“Earlier this year, the Los Angeles Police Department and Los Angeles County Sheriff’s Department [not shown] refused to release data about what license plates police cameras had captured on the grounds that every single car seen is under investigation. All of them. And a judge bought that argument,” reason.com‘s J.D. Tuccille writes. “Now, the Electronic Frontier Foundation and the ACLU of Southern California are looking to the California Court of Appeals for a dose of sanity (yes, that strikes me as a Hail Mary pass, too) and a ruling that the public has a right to know how many people’s movements are being monitored by the police, whether deliberately or through incidental data gathering.” TTAG Reader JB makes a good point about that . . .

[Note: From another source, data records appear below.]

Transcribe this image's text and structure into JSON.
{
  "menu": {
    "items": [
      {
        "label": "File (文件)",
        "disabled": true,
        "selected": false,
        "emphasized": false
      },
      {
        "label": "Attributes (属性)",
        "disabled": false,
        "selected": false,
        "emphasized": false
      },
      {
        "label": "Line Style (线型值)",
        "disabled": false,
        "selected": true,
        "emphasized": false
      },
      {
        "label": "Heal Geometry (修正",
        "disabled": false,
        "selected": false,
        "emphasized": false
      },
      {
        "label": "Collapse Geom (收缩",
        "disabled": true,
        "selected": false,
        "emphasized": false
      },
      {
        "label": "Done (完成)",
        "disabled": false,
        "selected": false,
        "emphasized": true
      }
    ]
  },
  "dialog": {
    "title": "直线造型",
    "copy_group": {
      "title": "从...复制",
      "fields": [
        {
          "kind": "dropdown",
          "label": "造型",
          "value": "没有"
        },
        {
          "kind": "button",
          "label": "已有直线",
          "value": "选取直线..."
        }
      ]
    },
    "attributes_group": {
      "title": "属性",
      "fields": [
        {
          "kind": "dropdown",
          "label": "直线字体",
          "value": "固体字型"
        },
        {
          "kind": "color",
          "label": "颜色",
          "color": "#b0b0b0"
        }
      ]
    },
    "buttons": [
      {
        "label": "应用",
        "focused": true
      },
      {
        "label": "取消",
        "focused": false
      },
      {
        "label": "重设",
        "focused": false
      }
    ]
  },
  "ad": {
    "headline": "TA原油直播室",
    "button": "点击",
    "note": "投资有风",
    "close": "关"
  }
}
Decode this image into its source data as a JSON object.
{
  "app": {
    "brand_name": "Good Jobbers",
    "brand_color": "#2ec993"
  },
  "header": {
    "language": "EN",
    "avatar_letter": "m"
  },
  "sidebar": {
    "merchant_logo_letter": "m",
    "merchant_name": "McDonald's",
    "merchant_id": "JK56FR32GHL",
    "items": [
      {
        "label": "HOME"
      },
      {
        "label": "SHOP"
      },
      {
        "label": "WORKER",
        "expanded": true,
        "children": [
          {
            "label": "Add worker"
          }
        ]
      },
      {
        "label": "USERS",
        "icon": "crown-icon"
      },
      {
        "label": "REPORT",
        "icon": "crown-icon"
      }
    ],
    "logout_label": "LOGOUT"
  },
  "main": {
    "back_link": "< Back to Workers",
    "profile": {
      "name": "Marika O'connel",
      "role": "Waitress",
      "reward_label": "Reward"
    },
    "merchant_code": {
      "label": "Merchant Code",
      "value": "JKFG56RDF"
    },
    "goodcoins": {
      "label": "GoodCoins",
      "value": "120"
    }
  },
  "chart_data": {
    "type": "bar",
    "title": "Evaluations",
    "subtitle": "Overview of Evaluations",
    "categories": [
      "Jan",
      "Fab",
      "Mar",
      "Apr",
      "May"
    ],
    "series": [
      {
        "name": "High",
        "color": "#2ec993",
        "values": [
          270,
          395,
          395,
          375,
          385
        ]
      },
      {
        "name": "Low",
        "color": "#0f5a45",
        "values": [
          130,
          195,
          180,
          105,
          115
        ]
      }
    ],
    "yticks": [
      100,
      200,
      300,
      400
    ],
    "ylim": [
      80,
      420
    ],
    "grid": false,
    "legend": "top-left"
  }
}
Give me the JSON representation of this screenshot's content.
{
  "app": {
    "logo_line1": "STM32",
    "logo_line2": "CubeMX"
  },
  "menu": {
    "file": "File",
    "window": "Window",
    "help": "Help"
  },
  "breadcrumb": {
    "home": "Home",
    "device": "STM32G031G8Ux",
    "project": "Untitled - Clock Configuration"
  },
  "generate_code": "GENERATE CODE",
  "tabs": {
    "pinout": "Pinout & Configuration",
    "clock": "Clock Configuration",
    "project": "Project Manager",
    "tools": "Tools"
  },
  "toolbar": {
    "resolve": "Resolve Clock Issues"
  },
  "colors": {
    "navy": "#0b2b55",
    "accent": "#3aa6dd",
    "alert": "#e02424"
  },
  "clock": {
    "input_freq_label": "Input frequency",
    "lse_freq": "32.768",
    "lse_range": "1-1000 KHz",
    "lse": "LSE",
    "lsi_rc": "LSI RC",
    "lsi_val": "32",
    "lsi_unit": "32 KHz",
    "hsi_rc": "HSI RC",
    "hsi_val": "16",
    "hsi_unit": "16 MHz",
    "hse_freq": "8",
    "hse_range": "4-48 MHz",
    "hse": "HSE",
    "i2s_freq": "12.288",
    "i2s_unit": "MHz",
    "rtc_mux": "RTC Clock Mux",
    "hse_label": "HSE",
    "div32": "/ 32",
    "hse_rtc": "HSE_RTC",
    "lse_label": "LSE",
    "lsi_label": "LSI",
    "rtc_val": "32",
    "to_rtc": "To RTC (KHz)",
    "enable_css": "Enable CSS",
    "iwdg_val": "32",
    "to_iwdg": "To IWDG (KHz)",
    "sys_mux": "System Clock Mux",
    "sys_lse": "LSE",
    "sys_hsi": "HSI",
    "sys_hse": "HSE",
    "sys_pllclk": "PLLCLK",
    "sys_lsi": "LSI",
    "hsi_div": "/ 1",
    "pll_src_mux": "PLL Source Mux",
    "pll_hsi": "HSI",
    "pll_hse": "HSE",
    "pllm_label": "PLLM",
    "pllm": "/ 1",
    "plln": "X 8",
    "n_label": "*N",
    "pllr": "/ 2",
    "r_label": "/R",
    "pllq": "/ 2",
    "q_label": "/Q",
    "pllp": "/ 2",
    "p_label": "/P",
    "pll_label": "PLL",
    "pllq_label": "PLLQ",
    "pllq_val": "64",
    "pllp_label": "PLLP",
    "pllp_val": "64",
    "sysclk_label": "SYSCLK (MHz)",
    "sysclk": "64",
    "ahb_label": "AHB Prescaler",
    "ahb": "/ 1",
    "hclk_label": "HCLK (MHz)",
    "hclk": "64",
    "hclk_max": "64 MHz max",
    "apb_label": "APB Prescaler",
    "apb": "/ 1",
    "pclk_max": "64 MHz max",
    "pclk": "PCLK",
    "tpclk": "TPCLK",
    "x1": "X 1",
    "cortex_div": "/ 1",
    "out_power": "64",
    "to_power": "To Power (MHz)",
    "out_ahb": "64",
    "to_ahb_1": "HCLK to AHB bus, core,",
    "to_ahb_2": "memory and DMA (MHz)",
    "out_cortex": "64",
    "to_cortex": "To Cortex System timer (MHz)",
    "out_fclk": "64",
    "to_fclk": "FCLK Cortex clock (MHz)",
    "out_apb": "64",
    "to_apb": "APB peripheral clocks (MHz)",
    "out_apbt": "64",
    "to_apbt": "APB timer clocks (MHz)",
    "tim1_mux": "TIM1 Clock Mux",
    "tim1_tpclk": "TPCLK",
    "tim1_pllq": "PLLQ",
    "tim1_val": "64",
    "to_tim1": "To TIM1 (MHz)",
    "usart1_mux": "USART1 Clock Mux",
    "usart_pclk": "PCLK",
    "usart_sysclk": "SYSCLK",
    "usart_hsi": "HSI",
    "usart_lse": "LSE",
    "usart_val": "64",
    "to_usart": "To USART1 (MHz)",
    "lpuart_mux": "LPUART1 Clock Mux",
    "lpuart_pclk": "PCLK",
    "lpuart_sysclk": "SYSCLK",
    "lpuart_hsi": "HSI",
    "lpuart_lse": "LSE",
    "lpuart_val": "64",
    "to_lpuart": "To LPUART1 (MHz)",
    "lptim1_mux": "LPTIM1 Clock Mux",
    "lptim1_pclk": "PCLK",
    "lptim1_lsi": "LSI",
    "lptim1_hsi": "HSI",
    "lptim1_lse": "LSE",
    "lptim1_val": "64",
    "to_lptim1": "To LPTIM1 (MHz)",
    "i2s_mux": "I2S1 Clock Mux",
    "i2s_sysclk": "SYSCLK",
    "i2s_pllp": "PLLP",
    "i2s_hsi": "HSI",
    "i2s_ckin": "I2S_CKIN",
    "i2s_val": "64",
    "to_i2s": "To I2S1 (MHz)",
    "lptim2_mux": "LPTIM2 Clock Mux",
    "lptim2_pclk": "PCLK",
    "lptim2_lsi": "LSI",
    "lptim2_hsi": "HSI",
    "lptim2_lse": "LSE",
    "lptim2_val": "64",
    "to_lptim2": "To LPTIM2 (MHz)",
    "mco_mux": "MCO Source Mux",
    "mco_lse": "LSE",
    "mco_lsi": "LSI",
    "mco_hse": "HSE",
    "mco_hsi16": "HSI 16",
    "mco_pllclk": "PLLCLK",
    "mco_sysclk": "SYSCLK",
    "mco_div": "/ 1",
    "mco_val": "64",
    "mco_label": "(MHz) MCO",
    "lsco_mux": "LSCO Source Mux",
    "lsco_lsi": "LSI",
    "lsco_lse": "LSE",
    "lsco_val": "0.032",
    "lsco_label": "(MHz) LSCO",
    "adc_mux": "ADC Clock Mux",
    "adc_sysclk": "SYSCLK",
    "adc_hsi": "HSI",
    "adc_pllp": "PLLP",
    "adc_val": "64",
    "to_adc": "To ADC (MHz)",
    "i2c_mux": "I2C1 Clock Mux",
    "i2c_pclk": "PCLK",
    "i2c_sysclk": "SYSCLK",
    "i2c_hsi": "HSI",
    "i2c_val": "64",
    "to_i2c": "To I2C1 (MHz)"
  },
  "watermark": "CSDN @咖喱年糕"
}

Just wait until all guns are required to be SMART guns, and all guns are under investigation at all times . . .
I nearly drove off the road when a friend of mine suggested that it would be a great thing if every gun could be tracked in real time, using GPS chips. “That way could see a pattern of dots converging on a school or bank, etc. and either deactivate the gun or send police units just in case.” The guy works for a Fortune 500 company and is a graduate of one of the “top” universities in the South.
Coming soon to a California near you?